One Great Book
A second podcast from Anne Bogel but this one is short, usually around 10 minutes.  Each week she highlights one book from her own bookshelves to talk about.  Some of them I've heard of, others I haven't.  I've only previously read one book she's talked about but I still enjoy hearing her talk about WHY she likes these books.  And at 10 minutes they are quick and enjoyable.
My favorite: #4: "Rules of Civility".




The Bible Binge 
From the team behind The Popcast - they summarize Bible stories in a similar way to how they summarize tv shows.

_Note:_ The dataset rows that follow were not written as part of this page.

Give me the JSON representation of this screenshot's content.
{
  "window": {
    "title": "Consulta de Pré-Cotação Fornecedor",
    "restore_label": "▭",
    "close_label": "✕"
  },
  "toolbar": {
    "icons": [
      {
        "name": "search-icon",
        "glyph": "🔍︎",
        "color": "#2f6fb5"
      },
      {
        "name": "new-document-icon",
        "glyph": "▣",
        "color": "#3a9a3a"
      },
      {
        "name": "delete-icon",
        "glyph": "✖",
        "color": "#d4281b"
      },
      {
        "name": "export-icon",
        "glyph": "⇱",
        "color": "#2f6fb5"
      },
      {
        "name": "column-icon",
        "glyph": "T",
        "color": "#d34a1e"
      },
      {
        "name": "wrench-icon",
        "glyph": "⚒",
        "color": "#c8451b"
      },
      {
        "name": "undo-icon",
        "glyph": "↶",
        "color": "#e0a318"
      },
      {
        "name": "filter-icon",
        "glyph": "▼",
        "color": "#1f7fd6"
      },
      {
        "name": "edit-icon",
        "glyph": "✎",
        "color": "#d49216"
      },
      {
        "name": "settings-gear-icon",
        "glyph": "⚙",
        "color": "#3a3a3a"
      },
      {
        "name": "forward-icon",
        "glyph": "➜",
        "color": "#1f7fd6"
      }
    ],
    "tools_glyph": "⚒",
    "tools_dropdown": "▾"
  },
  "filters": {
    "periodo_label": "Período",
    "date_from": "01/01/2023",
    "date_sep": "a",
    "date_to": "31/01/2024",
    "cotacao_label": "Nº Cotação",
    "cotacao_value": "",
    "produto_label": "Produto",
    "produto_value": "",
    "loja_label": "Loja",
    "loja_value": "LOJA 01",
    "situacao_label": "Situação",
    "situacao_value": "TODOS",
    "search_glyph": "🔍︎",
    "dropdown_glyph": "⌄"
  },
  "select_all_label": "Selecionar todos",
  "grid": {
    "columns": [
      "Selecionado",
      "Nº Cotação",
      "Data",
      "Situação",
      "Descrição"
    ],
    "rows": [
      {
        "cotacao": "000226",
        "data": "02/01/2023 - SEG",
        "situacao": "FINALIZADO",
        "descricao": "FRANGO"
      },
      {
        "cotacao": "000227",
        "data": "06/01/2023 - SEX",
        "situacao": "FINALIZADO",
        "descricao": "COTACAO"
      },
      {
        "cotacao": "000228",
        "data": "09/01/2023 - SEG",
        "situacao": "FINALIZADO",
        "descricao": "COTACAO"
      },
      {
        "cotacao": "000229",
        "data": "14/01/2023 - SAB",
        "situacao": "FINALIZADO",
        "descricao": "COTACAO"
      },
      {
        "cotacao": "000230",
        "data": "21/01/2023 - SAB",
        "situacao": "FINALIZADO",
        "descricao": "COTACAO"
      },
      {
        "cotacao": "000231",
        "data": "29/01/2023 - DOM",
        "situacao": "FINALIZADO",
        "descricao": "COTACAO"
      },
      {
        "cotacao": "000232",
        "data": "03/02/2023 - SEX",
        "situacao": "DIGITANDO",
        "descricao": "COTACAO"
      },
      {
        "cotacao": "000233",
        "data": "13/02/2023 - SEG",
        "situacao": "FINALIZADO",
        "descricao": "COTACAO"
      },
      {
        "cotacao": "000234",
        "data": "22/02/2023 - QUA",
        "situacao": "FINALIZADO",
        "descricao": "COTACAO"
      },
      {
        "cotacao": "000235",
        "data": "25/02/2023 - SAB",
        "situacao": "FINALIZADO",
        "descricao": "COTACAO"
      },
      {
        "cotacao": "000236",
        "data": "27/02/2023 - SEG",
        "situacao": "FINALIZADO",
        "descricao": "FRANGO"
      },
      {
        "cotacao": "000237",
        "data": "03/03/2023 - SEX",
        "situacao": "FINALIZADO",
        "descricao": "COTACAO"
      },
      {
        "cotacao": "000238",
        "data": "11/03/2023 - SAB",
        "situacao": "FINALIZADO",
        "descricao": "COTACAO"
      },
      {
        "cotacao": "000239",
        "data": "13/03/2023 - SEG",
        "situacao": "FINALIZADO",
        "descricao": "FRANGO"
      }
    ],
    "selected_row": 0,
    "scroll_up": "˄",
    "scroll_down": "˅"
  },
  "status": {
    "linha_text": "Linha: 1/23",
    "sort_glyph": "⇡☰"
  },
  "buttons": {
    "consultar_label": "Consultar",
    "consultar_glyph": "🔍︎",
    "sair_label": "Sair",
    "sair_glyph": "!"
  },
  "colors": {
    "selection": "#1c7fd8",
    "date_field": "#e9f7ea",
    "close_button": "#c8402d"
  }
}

I feel like I've actually learned a decent amount, largely about culture and the history around the stories.   
My favorite: the whole season 4 about Advent and the Nativity and #2: Noah.





WHEW.  That was a lot.  Additionally, there are more I keep in my podcast app to check the topic or interviewee of the week, and will download and listen when it interests me:


Coffee + Crumbs  (I like their "This is How We Do" series)
Simple
That Sounds Fun with Annie F. Downs
The Happy House with Jamie Ivey
For the Love with Jen Hatmaker
Read-Aloud Revival
Off Camera with Sam Jones


I've even gotten to the point of supporting a couple of these through Patreon, so I am paying to listen to them, that's how much I enjoy them.  This comes out of my allowance each month, which I am pretty stingy about, that's how serious I am!

The Popcast - Friend of the Show ($3/month)
What Should I Read Next? - paperback ($3/month)
From the Front Porch - ($1/month)

And all of those come with a couple extra bonus episodes a month, almost all of which I listen to as well.  I'm paying for it, I'm going to listen to them!

We also support Luke's favorite, Finn Caspian, at $2/month.  Which just gets us ad free episodes...when I have yet to put on the old phone Luke uses to listen to his "stories" in the tub.  I should really get on
that.

This is a lot more words than I expected to write about podcasts!  I feel I've learned a lot in all my listening and helped make a lot of mundane tasks less...mundane.  Refreshing my podcast app in the morning is one of the VERY FEW phone things I do before the school drop-off run.  It's a nice little motivator for getting out of bed and getting to working out, so I can see what I have to listen to that day.  I'm glad I started listening.

Do you listen to podcasts?  Favorites?  When do you listen?